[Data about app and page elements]
---*---
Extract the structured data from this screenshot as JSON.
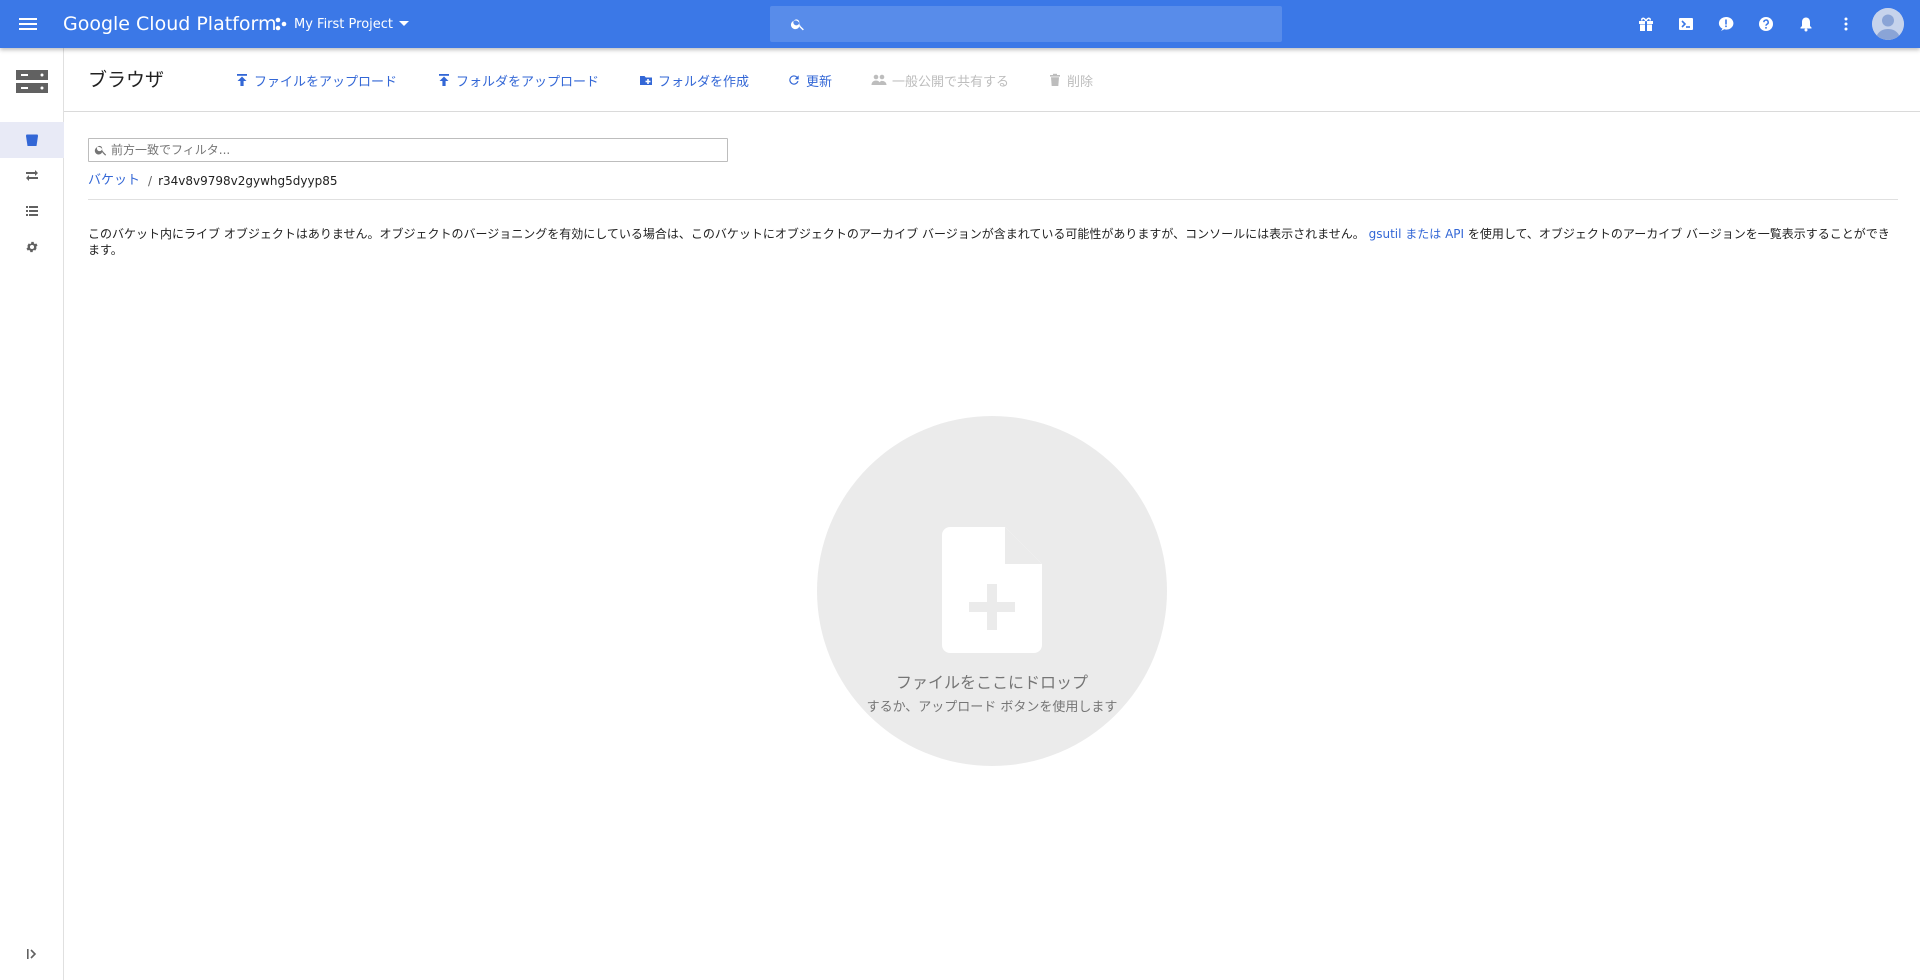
{
  "appbar": {
    "brand": "Google Cloud Platform",
    "project_name": "My First Project",
    "search_placeholder": "",
    "icons": [
      "menu-icon",
      "gift-icon",
      "cloud-shell-icon",
      "feedback-icon",
      "help-icon",
      "notifications-icon",
      "more-vert-icon",
      "account-avatar"
    ]
  },
  "header": {
    "title": "ブラウザ",
    "actions": {
      "upload_files": "ファイルをアップロード",
      "upload_folder": "フォルダをアップロード",
      "create_folder": "フォルダを作成",
      "refresh": "更新",
      "share_publicly": "一般公開で共有する",
      "delete": "削除"
    }
  },
  "filter": {
    "placeholder": "前方一致でフィルタ..."
  },
  "breadcrumb": {
    "root": "バケット",
    "separator": "/",
    "current": "r34v8v9798v2gywhg5dyyp85"
  },
  "notice": {
    "text_before": "このバケット内にライブ オブジェクトはありません。オブジェクトのバージョニングを有効にしている場合は、このバケットにオブジェクトのアーカイブ バージョンが含まれている可能性がありますが、コンソールには表示されません。",
    "link": "gsutil または API",
    "text_after": " を使用して、オブジェクトのアーカイブ バージョンを一覧表示することができます。"
  },
  "dropzone": {
    "title": "ファイルをここにドロップ",
    "subtitle": "するか、アップロード ボタンを使用します"
  },
  "colors": {
    "appbar": "#3b78e7",
    "link": "#3367d6",
    "disabled": "#bdbdbd",
    "dropzone": "#ebebeb"
  }
}
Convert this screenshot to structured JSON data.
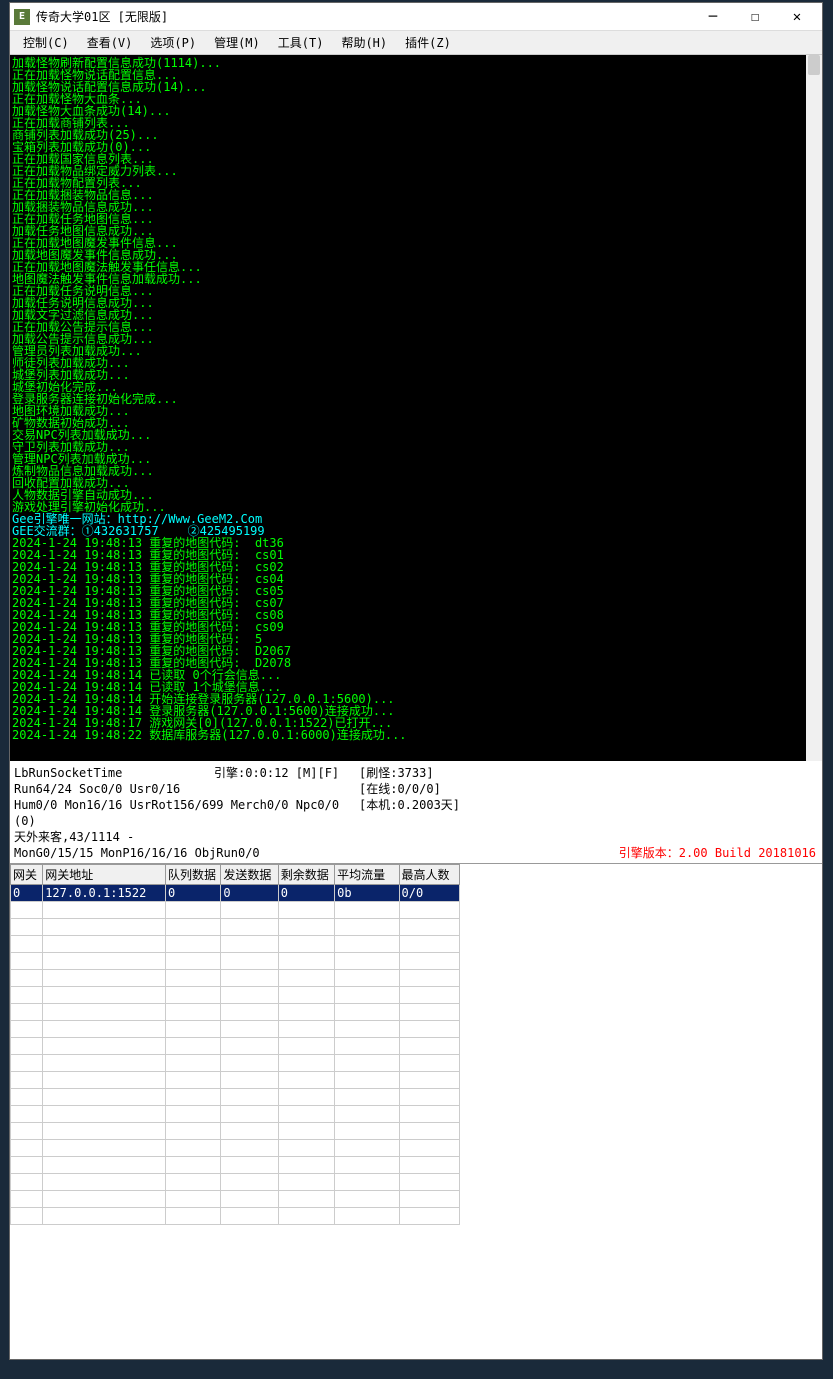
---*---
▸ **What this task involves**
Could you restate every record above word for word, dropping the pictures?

▸ **Solution below**
Extract the structured data from this screenshot as JSON.
{
  "appbar": {
    "brand": "Google Cloud Platform",
    "project_name": "My First Project",
    "search_placeholder": "",
    "icons": [
      "menu-icon",
      "gift-icon",
      "cloud-shell-icon",
      "feedback-icon",
      "help-icon",
      "notifications-icon",
      "more-vert-icon",
      "account-avatar"
    ]
  },
  "header": {
    "title": "ブラウザ",
    "actions": {
      "upload_files": "ファイルをアップロード",
      "upload_folder": "フォルダをアップロード",
      "create_folder": "フォルダを作成",
      "refresh": "更新",
      "share_publicly": "一般公開で共有する",
      "delete": "削除"
    }
  },
  "filter": {
    "placeholder": "前方一致でフィルタ..."
  },
  "breadcrumb": {
    "root": "バケット",
    "separator": "/",
    "current": "r34v8v9798v2gywhg5dyyp85"
  },
  "notice": {
    "text_before": "このバケット内にライブ オブジェクトはありません。オブジェクトのバージョニングを有効にしている場合は、このバケットにオブジェクトのアーカイブ バージョンが含まれている可能性がありますが、コンソールには表示されません。",
    "link": "gsutil または API",
    "text_after": " を使用して、オブジェクトのアーカイブ バージョンを一覧表示することができます。"
  },
  "dropzone": {
    "title": "ファイルをここにドロップ",
    "subtitle": "するか、アップロード ボタンを使用します"
  },
  "colors": {
    "appbar": "#3b78e7",
    "link": "#3367d6",
    "disabled": "#bdbdbd",
    "dropzone": "#ebebeb"
  }
}
Convert this screenshot to structured JSON data.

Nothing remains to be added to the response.